South Asia: Ten Years After September 11 and Terrorism Is as Strong as Ever
No one is safe; no area in Pakistan or Afghanistan can be considered stable.
September 23, 2011 - 12:00 am
Afghanistan was the place where the September 11 attacks were planned. Ten years later, terrorism is still a daily fact of life not only in Afghanistan but in neighboring Pakistan and also India. Many of these attacks have their origin in the same forces that struck New York and Washington on that terrible day. While al-Qaeda, which lacks a local base, is merely surviving, its partner, the Taliban, is thriving.
South Asia is in the midst of a full-scale terrorism war that has no sign of abating. During this last decade, thousands of people in all three countries have been murdered in the struggle to impose radical Islamist regimes, with no end in sight. And many of these deaths have been caused by the Taliban and local al-Qaeda-oriented groups. As President Barack Obama declares that al-Qaeda is on the run and close to being destroyed, that idea is daily disproved in this part of the world.
One would expect that few places in South Asia would be more secure than the Delhi High Court in India’s capital. But at 10:30 on the morning of September 7, a powerful explosion ripped through a crowd at the court, just outside Gate No. 5 and close to the country’s most important modern monument, the India Gate. Eleven were killed and more than 70 injured. Bad as that was, this bombing was only one of the four worst attacks over the last three years.
Despite the fact that the court is located in a high-security area — equivalent to a bomb on the grounds of the U.S. Supreme Court in Washington — this was the second attack inside the premises in four months.

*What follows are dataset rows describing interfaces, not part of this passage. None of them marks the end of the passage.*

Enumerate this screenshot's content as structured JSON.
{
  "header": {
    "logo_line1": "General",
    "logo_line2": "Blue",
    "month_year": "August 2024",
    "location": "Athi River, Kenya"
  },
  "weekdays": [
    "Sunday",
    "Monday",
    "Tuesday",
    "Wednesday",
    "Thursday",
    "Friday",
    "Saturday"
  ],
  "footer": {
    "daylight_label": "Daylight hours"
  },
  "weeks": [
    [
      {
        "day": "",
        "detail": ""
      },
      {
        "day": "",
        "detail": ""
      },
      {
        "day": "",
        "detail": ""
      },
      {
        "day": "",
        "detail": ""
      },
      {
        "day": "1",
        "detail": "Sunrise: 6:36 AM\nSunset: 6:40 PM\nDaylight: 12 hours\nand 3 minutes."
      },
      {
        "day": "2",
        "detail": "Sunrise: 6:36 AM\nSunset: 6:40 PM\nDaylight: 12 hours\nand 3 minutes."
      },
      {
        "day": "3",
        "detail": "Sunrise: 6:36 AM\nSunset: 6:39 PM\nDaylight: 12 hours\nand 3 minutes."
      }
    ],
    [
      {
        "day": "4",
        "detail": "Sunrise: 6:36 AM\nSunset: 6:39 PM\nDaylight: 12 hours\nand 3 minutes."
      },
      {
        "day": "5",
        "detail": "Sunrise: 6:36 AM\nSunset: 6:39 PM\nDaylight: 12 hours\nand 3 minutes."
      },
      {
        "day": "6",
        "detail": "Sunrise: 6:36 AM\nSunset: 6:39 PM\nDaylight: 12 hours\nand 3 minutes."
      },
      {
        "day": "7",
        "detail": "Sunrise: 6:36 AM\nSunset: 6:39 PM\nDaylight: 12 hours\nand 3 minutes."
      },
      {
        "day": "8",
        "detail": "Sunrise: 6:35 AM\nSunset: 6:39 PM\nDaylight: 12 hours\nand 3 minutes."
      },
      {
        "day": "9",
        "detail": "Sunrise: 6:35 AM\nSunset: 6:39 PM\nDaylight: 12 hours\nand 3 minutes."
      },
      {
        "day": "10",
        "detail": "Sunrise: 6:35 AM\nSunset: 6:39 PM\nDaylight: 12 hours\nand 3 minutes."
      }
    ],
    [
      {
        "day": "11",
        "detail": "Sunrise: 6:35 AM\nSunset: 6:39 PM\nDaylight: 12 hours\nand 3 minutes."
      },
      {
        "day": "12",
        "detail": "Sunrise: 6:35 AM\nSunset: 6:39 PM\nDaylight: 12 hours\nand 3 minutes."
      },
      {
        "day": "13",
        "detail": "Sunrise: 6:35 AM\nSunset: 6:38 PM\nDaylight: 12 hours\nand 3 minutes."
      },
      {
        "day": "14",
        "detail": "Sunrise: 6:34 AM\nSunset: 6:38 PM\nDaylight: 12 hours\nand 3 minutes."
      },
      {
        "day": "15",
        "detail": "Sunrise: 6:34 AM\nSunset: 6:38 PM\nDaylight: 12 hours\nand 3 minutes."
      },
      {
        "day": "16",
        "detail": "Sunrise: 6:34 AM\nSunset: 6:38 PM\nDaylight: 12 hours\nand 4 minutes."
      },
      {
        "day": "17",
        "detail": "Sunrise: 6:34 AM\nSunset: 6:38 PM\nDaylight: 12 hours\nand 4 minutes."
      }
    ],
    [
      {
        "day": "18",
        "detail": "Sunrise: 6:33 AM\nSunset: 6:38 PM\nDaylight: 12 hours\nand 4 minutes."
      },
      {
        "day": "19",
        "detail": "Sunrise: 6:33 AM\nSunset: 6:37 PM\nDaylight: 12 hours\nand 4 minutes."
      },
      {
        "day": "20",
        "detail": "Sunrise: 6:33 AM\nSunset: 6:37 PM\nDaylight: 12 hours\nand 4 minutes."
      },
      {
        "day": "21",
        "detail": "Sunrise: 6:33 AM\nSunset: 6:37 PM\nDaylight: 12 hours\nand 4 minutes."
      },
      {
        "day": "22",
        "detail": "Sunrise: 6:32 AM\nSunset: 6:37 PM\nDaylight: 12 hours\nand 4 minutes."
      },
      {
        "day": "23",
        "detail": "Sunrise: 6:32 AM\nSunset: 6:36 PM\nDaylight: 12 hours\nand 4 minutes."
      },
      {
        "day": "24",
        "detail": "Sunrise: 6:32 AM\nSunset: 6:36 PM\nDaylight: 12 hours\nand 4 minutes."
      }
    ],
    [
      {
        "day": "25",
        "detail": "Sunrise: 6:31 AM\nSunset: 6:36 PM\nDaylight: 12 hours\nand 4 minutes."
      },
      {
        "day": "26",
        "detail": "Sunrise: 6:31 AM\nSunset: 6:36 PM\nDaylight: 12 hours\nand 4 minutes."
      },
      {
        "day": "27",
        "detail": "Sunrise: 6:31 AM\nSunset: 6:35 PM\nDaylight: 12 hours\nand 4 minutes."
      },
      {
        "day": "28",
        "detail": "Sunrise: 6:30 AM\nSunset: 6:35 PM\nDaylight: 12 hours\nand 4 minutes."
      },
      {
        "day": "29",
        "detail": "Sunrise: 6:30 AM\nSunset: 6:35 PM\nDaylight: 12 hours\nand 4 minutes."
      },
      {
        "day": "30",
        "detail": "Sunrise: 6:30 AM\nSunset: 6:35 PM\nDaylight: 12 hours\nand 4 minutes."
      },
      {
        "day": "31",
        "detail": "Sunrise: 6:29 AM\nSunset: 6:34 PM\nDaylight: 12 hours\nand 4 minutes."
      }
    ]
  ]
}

The Pakistan-based, al-Qaeda connected Harkat-ul-jihad al-islami (HuJI) said it did the attack to demand cancellation of the death sentence of one of its men for having attacked India’s parliament in 2001. In the last decade the group has committed many bloody assaults in India.
Meanwhile, in Quetta, Pakistan, 25 were killed and 55 injured by suicide bombers at a government office and a general’s home, where the officer’s wife was killed and he was wounded. This was done by the Pakistani Taliban to avenge the arrests of al-Qaeda agents.
Within Afghanistan, the list of attacks, killed, and wounded during recent months would go on for pages. President Karzai’s advisor, Jan Mohammad Khan, and the mayor of Kandahar were assassinated. Police stations and military bases were hit by suicide bombers. The downing of an American helicopter by the Taliban killed 30 U.S. SEALs. Hundreds of civilians, NATO and Afghan soldiers, and terrorists were killed.
As the United States withdraws its troops from Afghanistan and after the killing of Osama bin Laden, no one is safe; no area in Pakistan or Afghanistan can be considered stable.
In a show of strength, a Taliban unit with al-Qaeda connections invaded Kabul on September 13 and seized control of a nine-story building under construction just 300 yards from the U.S. embassy and NATO headquarters, firing 10 rocket-propelled grenades. An all-day gun battle was required before the terrorists either fled or were killed. Four police and two civilians were killed along with a half-dozen terrorists.
The terrorists probably never heard of the Tet offensive in South Vietnam, in which insurgents showed their ability to penetrate anywhere in Saigon or other supposedly secure areas. The political implications of such acts — saying in this case that the Taliban cannot be defeated and the U.S. and NATO have not won — exceed their strategic value.
This was no isolated attack. On June 29, nine insurgents stormed the Intercontinental Hotel armed with rifles and rocket launchers on the eve of a major Afghan government conference. They killed at least 12 people and held off NATO and Afghan forces for five hours, until U.S.-launched helicopter airstrikes killed the last insurgents hiding on the roof.
On August 18, Taliban suicide bombers stormed a British compound in an upscale Kabul neighborhood, killing eight people during an eight-hour firefight, as two English-language teachers and their bodyguard hid in a locked panic room. Those killed included five policemen, a municipal worker, and a New Zealand special forces soldier shot in the chest as he tried to free the hostages.
Meanwhile, the Afghan government talks of integrating the Taliban into mainstream politics and power-sharing. Whatever upbeat reports are circulated by the U.S. and other governments, the Taliban has the upper hand. Ten years after September 11, the United States has not defeated the Taliban or even ensured that it cannot return to power in a short period of time. The Taliban cannot beat the NATO forces but they merely need to outwait them.